▸ **WHAT YOU WILL DO**
From the entries that follow, copy each line containing the word "placeholder".

▸ **DATA**
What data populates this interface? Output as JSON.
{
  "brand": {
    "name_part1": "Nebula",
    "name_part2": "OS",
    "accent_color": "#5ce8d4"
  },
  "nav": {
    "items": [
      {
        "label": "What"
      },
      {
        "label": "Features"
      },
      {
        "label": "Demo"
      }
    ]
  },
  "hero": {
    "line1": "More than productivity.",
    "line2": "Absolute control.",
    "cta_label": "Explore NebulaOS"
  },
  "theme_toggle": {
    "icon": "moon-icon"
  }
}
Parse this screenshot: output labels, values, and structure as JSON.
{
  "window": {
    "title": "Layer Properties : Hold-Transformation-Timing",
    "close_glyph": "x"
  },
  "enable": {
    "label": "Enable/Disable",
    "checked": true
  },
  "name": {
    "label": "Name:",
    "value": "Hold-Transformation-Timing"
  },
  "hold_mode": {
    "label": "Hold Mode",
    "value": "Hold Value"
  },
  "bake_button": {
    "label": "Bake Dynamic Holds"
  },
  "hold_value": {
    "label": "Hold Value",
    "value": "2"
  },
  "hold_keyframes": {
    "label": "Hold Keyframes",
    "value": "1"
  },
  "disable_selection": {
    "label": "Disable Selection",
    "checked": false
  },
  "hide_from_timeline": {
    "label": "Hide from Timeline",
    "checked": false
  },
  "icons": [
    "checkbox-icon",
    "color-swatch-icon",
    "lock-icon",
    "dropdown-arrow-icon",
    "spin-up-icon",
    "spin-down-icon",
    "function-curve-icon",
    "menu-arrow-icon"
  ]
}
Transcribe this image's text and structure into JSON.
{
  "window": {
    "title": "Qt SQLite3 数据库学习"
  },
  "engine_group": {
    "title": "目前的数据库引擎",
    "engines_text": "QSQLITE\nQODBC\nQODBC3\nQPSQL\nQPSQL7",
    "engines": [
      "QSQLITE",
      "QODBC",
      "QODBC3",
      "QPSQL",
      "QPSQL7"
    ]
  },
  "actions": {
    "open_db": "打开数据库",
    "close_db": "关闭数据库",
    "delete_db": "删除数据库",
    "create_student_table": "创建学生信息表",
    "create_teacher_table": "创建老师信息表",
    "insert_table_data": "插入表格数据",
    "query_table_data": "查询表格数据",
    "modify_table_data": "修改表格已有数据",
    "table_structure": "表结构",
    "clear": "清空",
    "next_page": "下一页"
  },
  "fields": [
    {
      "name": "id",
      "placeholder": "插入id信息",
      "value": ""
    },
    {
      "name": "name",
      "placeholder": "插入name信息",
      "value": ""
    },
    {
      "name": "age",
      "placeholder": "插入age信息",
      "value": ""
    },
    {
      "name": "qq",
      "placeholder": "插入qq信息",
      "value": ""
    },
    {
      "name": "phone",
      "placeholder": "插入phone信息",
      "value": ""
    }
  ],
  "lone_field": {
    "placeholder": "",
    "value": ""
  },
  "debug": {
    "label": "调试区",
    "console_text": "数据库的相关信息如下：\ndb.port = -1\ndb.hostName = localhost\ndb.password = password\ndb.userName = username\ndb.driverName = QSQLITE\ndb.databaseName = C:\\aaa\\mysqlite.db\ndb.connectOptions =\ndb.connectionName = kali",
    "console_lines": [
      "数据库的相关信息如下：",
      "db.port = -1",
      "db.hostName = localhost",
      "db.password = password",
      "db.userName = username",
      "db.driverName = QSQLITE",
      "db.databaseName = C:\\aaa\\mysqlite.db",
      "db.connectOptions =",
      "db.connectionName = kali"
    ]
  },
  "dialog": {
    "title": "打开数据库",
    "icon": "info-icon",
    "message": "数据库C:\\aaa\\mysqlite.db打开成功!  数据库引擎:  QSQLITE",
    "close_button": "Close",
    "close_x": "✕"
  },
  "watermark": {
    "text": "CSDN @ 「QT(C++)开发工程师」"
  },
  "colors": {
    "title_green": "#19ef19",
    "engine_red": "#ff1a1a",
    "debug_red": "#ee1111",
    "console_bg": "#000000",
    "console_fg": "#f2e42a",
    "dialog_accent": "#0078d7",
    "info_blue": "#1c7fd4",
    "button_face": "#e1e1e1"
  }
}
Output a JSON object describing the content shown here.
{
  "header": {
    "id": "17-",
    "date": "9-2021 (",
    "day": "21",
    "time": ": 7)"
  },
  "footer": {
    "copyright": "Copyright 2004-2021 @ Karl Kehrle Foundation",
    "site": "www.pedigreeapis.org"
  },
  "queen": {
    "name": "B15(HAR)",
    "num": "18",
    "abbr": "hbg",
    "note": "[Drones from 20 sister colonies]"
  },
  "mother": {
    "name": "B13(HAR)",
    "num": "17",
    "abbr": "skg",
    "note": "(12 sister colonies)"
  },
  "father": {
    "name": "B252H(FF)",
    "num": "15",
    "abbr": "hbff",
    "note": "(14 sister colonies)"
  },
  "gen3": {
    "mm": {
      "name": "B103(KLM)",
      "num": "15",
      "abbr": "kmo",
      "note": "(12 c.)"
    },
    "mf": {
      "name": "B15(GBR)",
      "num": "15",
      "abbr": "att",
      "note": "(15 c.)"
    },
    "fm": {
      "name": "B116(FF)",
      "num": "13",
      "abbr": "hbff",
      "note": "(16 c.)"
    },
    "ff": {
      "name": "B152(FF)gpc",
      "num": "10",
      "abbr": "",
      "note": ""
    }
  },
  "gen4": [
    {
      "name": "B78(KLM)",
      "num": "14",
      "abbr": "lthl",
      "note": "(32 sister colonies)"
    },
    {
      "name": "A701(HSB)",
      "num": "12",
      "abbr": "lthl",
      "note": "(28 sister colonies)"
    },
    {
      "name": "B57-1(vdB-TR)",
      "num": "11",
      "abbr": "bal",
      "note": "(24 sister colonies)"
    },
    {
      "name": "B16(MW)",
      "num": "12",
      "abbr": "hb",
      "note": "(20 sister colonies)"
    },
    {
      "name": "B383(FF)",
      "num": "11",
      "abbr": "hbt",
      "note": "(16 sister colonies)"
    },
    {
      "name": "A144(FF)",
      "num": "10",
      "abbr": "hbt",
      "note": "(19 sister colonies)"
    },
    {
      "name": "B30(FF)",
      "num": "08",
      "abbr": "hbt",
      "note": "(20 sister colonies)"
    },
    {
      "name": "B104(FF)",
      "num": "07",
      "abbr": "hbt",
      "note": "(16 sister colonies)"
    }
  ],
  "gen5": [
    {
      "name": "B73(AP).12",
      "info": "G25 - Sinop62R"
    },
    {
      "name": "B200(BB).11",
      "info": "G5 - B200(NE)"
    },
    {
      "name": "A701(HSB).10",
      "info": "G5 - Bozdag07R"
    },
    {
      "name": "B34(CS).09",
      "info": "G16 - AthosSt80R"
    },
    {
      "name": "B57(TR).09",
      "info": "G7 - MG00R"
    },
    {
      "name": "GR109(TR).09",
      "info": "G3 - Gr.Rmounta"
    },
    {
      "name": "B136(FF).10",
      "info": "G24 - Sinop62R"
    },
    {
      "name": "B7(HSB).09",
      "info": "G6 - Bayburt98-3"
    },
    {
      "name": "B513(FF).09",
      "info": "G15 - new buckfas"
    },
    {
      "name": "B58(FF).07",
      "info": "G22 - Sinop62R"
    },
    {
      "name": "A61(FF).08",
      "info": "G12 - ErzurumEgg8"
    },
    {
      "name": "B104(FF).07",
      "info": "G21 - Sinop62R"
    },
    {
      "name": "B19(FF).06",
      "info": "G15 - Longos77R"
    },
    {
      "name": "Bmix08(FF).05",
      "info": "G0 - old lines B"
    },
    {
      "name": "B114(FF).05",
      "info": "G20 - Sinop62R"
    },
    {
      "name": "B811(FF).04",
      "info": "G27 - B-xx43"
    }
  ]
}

▸ **RESPONSE BELOW**
      "placeholder": "插入id信息",
      "placeholder": "插入name信息",
      "placeholder": "插入age信息",
      "placeholder": "插入qq信息",
      "placeholder": "插入phone信息",
    "placeholder": "",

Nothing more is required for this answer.